## Task objective
Omit the images and reproduce the rest of the entries exactly.

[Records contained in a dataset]

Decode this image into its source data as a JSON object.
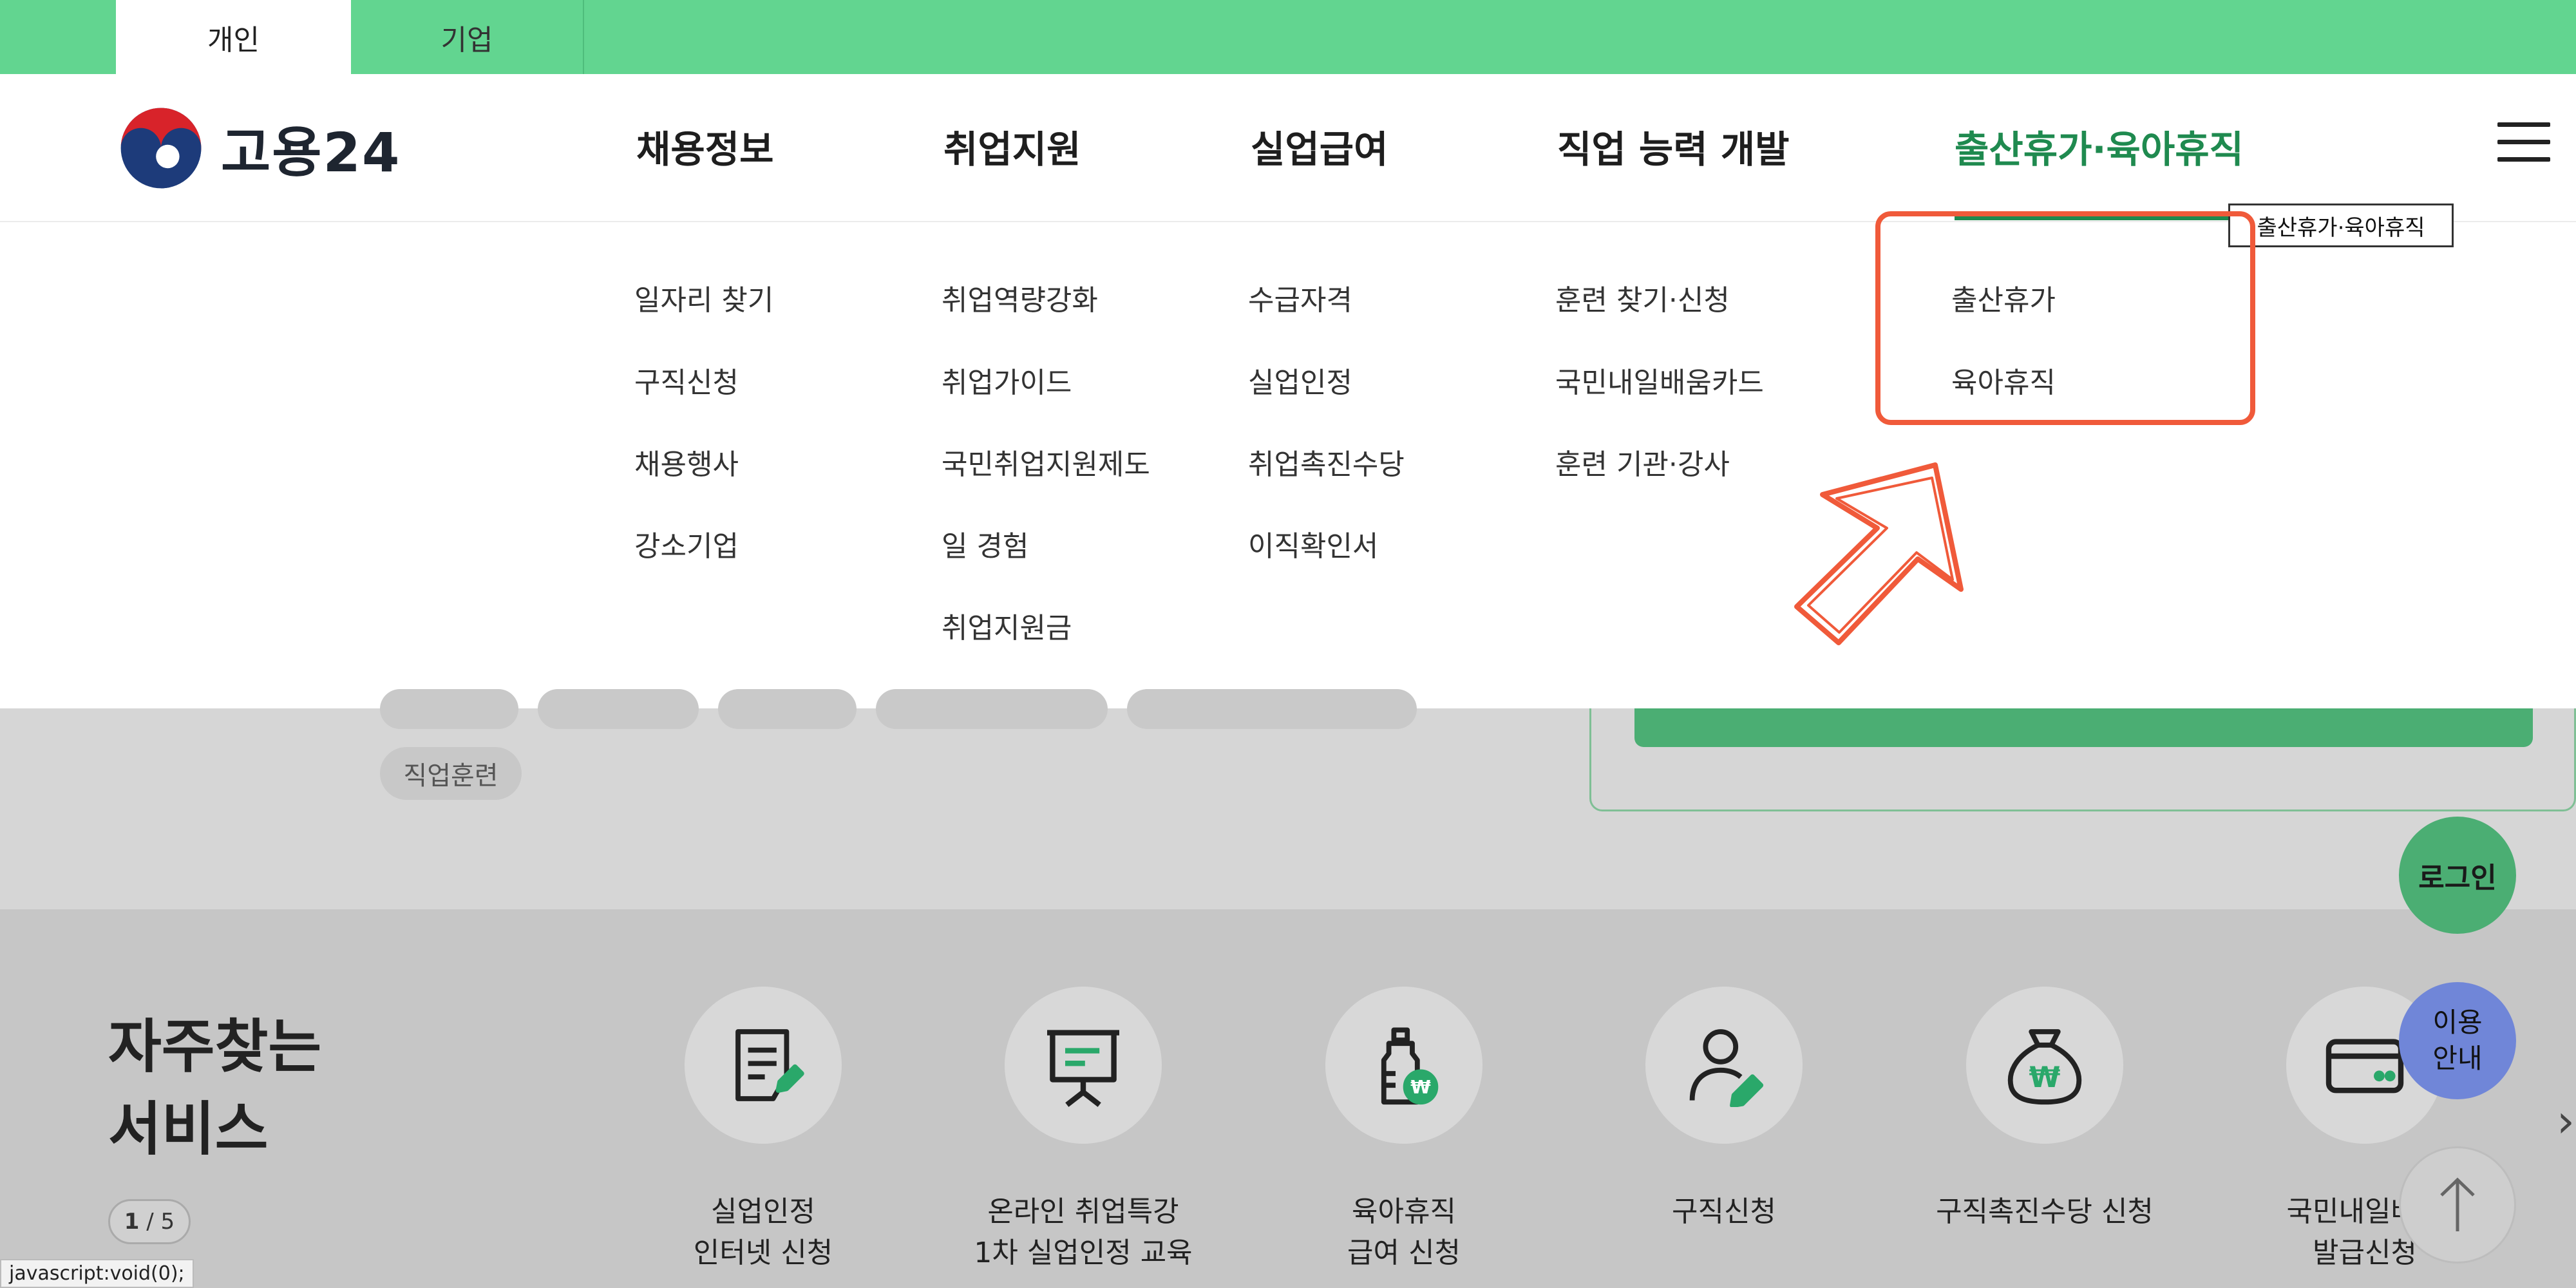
{
  "audience_tabs": {
    "personal": "개인",
    "corporate": "기업"
  },
  "logo": {
    "text": "고용24"
  },
  "gnb": [
    {
      "label": "채용정보"
    },
    {
      "label": "취업지원"
    },
    {
      "label": "실업급여"
    },
    {
      "label": "직업 능력 개발"
    },
    {
      "label": "출산휴가·육아휴직"
    }
  ],
  "tooltip": "출산휴가·육아휴직",
  "submenu": {
    "jobs": [
      "일자리 찾기",
      "구직신청",
      "채용행사",
      "강소기업"
    ],
    "support": [
      "취업역량강화",
      "취업가이드",
      "국민취업지원제도",
      "일 경험",
      "취업지원금"
    ],
    "unemployment": [
      "수급자격",
      "실업인정",
      "취업촉진수당",
      "이직확인서"
    ],
    "training": [
      "훈련 찾기·신청",
      "국민내일배움카드",
      "훈련 기관·강사"
    ],
    "parental": [
      "출산휴가",
      "육아휴직"
    ]
  },
  "background": {
    "chip_training": "직업훈련",
    "login_label": "로그인"
  },
  "frequent": {
    "title_line1": "자주찾는",
    "title_line2": "서비스",
    "pager_current": "1",
    "pager_total": "/ 5",
    "services": [
      {
        "line1": "실업인정",
        "line2": "인터넷 신청",
        "icon": "document-pen-icon"
      },
      {
        "line1": "온라인 취업특강",
        "line2": "1차 실업인정 교육",
        "icon": "presentation-board-icon"
      },
      {
        "line1": "육아휴직",
        "line2": "급여 신청",
        "icon": "baby-bottle-won-icon"
      },
      {
        "line1": "구직신청",
        "line2": "",
        "icon": "person-pen-icon"
      },
      {
        "line1": "구직촉진수당 신청",
        "line2": "",
        "icon": "money-bag-won-icon"
      },
      {
        "line1": "국민내일배움",
        "line2": "발급신청",
        "icon": "card-icon"
      }
    ]
  },
  "floating": {
    "login": "로그인",
    "guide_line1": "이용",
    "guide_line2": "안내"
  },
  "status_url": "javascript:void(0);",
  "colors": {
    "brand_green": "#62d590",
    "active_green": "#1f8a4f",
    "highlight_red": "#f05a3a",
    "guide_blue": "#7086d8"
  }
}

## Reply to the exercise
Decode this image into its source data as a JSON object.
{
  "audience_tabs": {
    "personal": "개인",
    "corporate": "기업"
  },
  "logo": {
    "text": "고용24"
  },
  "gnb": [
    {
      "label": "채용정보"
    },
    {
      "label": "취업지원"
    },
    {
      "label": "실업급여"
    },
    {
      "label": "직업 능력 개발"
    },
    {
      "label": "출산휴가·육아휴직"
    }
  ],
  "tooltip": "출산휴가·육아휴직",
  "submenu": {
    "jobs": [
      "일자리 찾기",
      "구직신청",
      "채용행사",
      "강소기업"
    ],
    "support": [
      "취업역량강화",
      "취업가이드",
      "국민취업지원제도",
      "일 경험",
      "취업지원금"
    ],
    "unemployment": [
      "수급자격",
      "실업인정",
      "취업촉진수당",
      "이직확인서"
    ],
    "training": [
      "훈련 찾기·신청",
      "국민내일배움카드",
      "훈련 기관·강사"
    ],
    "parental": [
      "출산휴가",
      "육아휴직"
    ]
  },
  "background": {
    "chip_training": "직업훈련",
    "login_label": "로그인"
  },
  "frequent": {
    "title_line1": "자주찾는",
    "title_line2": "서비스",
    "pager_current": "1",
    "pager_total": "/ 5",
    "services": [
      {
        "line1": "실업인정",
        "line2": "인터넷 신청",
        "icon": "document-pen-icon"
      },
      {
        "line1": "온라인 취업특강",
        "line2": "1차 실업인정 교육",
        "icon": "presentation-board-icon"
      },
      {
        "line1": "육아휴직",
        "line2": "급여 신청",
        "icon": "baby-bottle-won-icon"
      },
      {
        "line1": "구직신청",
        "line2": "",
        "icon": "person-pen-icon"
      },
      {
        "line1": "구직촉진수당 신청",
        "line2": "",
        "icon": "money-bag-won-icon"
      },
      {
        "line1": "국민내일배움",
        "line2": "발급신청",
        "icon": "card-icon"
      }
    ]
  },
  "floating": {
    "login": "로그인",
    "guide_line1": "이용",
    "guide_line2": "안내"
  },
  "status_url": "javascript:void(0);",
  "colors": {
    "brand_green": "#62d590",
    "active_green": "#1f8a4f",
    "highlight_red": "#f05a3a",
    "guide_blue": "#7086d8"
  }
}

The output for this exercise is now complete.